Business as usual for Manchester City. Quite what the nature of that business is exactly remains to be determined; in the face of continuous Financial Fair Play allegations the club are sticking by their insistence that they will not comment on "out of context materials" that are an "organised and clear" "attempt to damage the Club’s reputation."
The Catalan was keen to shift the attention back to his side's work on the pitch, however, and with a resounding 6-0 victory over Shakhtar Donetsk on Wednesday night, one that puts them on the verge of the Champions League last 16, it is the football that will be the main focus once again, for the short term anyway.
Wednesday began with fresh accusations levelled at City; a fourth article regarding the club's alleged off-field behaviour since Friday was published in German magazine Der Spiegel.
With a fifth article planned on Thursday, not to mention the very real possibility of a UEFA investigation, there is little chance of the news agenda moving on any time soon.
Yet City's latest thrashing of distinguished opposition serves as timely reassurance for their supporters that Guardiola and his players will not have their heads turned. The Blues fans that claim, conspiratorially, that the leaks are designed to disrupt the team ahead of Sunday's Manchester derby can rest easy.
This was yet another consummate victory, with the ever-improving Raheem Sterling at the forefront - and not just because of the penalty he was comically awarded that set City well on their way to what would have been qualification for the last 16 had Hoffenheim not grabbed a late equaliser in Lyon.
Not that City should worry about their qualification if they keep playing like this, and they got up and running here thanks to one of their trademark goals. That is to say, a tap-in. Such close-range finishes are usually derided as easy goals to score, and many great goalscorers over the years have been unfairly written off as "tap-in merchants", yet that does a disservice to their poachers' instinct. And it is just as unfair, really, to label many of City's goals under Guardiola mere tap-ins.
They have mastered the arts of getting a player to the byline and cutting it back towards the back post. It is not easy - if it were everybody would be doing it - yet City seem to get at least one goal this way every game. On Wednesday, it was David Silva's turn. The Spaniard is often the man cutting the ball back for a striker (or playing in Leroy Sane so he can do it), but he came in from the left to meet Riyad Mahrez's low cross from the right, needing only to change the angle of his foot to guide the ball into the empty net from a matter of yards.
Gabriel Jesus knows all about that type of close-range goal, and he too has been the victim of rival fans' taunts that he "only scores tap-ins". He had not managed one of those for a while, however, and there had been legitimate concerns that he has looked short of confidence in recent weeks. That seemed to be the case even as he scored from the spot - after Sterling had tripped himself - when he then proceeded to end up on his backside after slotting the ball into the bottom corner.
Yet by the end of the night he had got a hat-trick, the second another penalty, this time finished far more emphatically, and the third a sumptuous chip over the advancing keeper Andriy Pyatov in stoppage time.
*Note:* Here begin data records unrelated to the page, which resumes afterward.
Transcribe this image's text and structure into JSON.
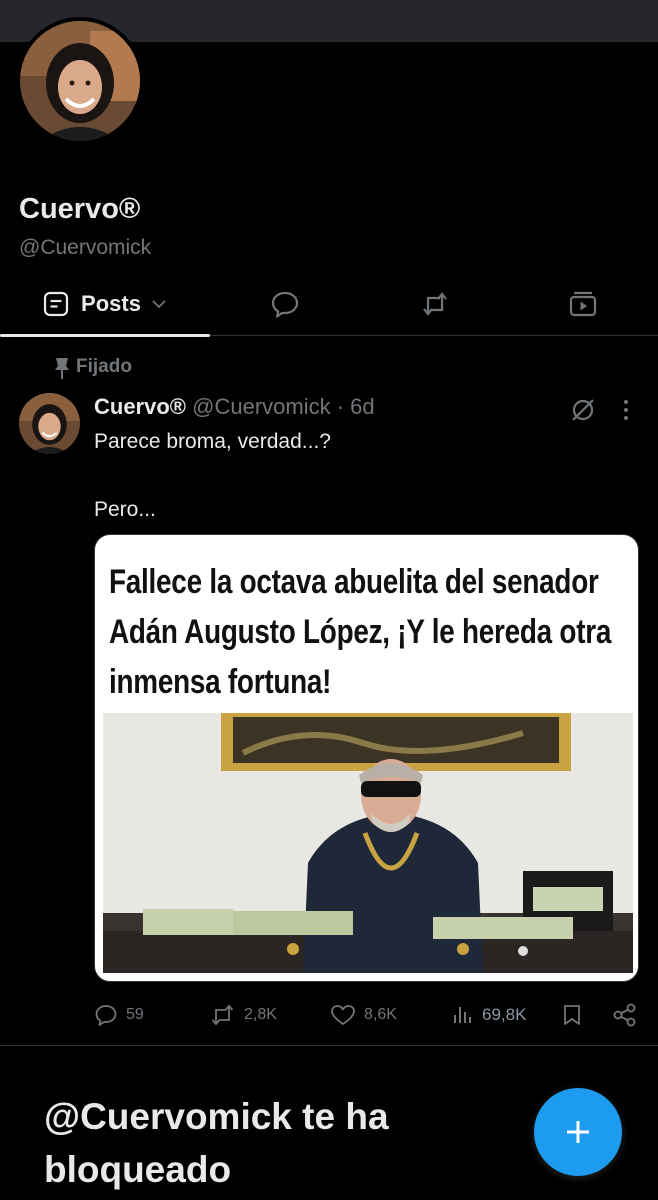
{
  "profile": {
    "display_name": "Cuervo®",
    "handle": "@Cuervomick"
  },
  "tabs": [
    {
      "label": "Posts",
      "icon": "posts-icon",
      "selected": true
    },
    {
      "label": "",
      "icon": "replies-icon",
      "selected": false
    },
    {
      "label": "",
      "icon": "repost-icon",
      "selected": false
    },
    {
      "label": "",
      "icon": "media-icon",
      "selected": false
    }
  ],
  "pinned_label": "Fijado",
  "post": {
    "author_name": "Cuervo®",
    "author_handle": "@Cuervomick",
    "separator": "·",
    "time": "6d",
    "text_line1": "Parece broma, verdad...?",
    "text_line2": "Pero...",
    "media": {
      "headline": "Fallece la octava abuelita del senador Adán Augusto López, ¡Y le hereda otra inmensa fortuna!"
    },
    "stats": {
      "replies": "59",
      "reposts": "2,8K",
      "likes": "8,6K",
      "views": "69,8K"
    }
  },
  "blocked_message": "@Cuervomick te ha bloqueado",
  "colors": {
    "background": "#000000",
    "text_primary": "#e7e9ea",
    "text_secondary": "#71767b",
    "divider": "#2f3336",
    "accent": "#1d9bf0"
  }
}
In among the Brazilian's strikes were fine efforts from Sterling and Mahrez, who appear to be Guardiola's best bets for the wide positions at this moment. Sterling is maturing into a genuinely excellent footballer, even more so than he looked last season, and he again proved that with a surging run through the Shakhtar ranks and an unstoppable curling shot that had the Etihad Stadium on its feet.
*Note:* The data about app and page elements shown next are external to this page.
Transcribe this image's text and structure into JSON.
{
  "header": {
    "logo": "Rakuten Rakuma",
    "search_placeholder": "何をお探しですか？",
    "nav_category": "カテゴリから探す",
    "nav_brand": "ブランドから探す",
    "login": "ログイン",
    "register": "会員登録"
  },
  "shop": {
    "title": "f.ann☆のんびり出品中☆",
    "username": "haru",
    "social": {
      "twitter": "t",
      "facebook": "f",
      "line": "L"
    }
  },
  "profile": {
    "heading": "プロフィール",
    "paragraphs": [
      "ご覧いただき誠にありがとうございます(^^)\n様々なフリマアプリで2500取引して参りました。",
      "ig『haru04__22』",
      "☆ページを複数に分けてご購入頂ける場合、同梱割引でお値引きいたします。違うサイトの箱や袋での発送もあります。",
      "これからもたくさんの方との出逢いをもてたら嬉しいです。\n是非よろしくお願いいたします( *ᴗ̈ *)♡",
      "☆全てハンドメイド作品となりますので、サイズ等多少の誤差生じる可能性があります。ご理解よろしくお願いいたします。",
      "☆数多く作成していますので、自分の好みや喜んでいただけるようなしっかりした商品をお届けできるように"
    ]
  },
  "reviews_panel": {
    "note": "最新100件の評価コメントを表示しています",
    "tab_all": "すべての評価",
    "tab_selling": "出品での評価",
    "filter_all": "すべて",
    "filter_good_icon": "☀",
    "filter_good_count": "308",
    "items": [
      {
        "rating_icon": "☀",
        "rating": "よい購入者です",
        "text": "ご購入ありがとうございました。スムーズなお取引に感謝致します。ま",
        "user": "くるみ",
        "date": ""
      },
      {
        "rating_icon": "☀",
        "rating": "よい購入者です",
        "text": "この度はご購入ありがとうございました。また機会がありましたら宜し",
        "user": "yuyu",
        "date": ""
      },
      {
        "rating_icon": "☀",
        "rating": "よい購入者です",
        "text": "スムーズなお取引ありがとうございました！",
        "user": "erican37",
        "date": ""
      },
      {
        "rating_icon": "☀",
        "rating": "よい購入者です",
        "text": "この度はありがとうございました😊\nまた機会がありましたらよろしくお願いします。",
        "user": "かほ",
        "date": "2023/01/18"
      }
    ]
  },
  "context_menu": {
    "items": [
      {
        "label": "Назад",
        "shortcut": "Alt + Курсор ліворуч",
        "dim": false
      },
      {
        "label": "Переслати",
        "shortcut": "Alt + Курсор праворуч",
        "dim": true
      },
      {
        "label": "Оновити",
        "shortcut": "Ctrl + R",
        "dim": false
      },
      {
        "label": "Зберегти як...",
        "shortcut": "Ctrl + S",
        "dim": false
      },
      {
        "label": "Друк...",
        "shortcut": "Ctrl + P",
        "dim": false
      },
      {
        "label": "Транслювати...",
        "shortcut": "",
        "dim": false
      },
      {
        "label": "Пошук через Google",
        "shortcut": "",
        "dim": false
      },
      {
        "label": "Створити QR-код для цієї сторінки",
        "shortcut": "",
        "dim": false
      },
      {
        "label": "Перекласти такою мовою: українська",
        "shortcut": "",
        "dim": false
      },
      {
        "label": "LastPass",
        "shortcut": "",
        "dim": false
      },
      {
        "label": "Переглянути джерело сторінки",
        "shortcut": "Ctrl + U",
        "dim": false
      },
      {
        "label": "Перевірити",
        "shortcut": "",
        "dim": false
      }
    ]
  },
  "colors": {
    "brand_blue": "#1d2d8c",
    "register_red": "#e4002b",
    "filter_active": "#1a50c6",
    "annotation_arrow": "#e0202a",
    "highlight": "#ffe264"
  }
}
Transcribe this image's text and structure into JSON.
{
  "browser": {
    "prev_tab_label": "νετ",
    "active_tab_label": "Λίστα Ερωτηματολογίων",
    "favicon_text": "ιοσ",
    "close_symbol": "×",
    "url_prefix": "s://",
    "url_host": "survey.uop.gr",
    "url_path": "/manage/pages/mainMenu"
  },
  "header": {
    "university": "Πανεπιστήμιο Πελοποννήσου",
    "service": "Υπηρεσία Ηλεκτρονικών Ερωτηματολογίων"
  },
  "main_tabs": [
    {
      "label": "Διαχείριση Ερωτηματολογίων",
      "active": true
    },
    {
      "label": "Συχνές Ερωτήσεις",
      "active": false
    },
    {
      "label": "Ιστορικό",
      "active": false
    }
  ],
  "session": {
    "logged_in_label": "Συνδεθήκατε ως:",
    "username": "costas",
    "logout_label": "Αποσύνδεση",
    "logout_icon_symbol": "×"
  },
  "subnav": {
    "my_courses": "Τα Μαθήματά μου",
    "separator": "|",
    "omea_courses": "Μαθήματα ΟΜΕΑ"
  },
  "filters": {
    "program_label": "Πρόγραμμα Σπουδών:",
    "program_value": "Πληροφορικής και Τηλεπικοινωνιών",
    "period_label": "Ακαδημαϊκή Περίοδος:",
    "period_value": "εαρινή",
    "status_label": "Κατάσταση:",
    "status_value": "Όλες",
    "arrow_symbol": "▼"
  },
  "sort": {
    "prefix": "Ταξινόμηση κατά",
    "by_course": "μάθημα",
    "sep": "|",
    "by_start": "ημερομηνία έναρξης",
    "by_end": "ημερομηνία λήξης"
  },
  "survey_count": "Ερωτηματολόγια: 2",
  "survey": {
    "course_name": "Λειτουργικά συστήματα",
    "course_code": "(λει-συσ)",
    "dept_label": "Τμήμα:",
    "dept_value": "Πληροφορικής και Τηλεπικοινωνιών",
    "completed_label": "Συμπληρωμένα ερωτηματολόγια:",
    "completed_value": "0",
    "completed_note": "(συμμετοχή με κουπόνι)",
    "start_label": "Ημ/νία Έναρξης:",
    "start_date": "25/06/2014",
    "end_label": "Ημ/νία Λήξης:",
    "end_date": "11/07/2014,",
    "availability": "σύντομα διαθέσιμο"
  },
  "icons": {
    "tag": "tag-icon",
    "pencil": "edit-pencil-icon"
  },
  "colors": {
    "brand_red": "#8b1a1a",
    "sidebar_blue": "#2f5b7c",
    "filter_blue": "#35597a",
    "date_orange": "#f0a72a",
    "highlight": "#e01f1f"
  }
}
Mahrez, after a few shaky performances in the opening weeks of his City career, now appears to be fully plugged into the matrix. He tracks back to win as many balls as any of his team-mates and he pops up in all the positions expected of the players who guided the Blues to a 100-point season last time out. After all, he was the one who crossed for Silva and he was in a similar position in the second half to fire in low down as Guardiola's side really turned the screw.
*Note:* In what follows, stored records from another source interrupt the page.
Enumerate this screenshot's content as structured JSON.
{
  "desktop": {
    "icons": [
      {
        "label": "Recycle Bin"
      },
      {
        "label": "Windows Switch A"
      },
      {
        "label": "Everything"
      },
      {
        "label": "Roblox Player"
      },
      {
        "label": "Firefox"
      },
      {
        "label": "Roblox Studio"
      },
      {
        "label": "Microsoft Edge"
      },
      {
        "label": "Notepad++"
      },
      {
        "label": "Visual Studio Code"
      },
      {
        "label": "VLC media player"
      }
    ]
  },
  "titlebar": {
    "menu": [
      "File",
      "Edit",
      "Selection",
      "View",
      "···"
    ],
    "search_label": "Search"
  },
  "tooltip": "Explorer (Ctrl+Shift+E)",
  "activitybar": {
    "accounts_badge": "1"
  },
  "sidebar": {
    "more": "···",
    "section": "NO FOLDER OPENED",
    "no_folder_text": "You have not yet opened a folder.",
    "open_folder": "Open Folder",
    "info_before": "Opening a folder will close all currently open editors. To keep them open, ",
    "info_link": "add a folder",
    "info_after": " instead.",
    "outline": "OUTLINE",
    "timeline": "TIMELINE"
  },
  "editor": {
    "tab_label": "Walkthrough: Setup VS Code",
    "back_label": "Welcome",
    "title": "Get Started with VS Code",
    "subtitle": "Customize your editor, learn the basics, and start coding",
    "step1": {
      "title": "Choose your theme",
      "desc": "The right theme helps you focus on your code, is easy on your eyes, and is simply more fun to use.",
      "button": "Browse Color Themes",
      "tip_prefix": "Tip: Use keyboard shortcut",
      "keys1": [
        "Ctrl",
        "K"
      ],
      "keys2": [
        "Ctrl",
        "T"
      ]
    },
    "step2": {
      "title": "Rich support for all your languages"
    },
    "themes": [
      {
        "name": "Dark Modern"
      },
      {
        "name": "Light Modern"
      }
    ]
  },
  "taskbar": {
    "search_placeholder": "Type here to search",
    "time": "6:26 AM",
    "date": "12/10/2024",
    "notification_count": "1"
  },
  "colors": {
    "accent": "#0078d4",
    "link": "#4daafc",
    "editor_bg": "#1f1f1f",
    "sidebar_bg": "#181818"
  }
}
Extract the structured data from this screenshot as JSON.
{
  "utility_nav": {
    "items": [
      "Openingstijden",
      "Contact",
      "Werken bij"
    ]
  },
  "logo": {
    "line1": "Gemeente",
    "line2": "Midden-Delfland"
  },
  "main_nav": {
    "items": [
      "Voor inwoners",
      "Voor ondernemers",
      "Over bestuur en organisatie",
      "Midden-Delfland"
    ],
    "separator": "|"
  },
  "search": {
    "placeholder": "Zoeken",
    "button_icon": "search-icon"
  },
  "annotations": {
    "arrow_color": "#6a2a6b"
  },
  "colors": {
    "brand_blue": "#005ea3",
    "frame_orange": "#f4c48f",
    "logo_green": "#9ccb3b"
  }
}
They have now scored six goals in each of their last two games, playing themselves into form that will be ominous from the point of view of England and Europe's finest clubs.
Those clubs, however, will sense an opportunity to derail City via the Football Leaks allegations of the past week. La Liga has already said that if UEFA does not investigate the Premier League champions, it will take its complaint to the European Union.
That could spark a counter complaint from City against the legality of FFP itself, an indication of how messy this whole situation could become in the coming months.
It is a story that will not go away, but on all the available evidence the same can be said for City's trophy credentials.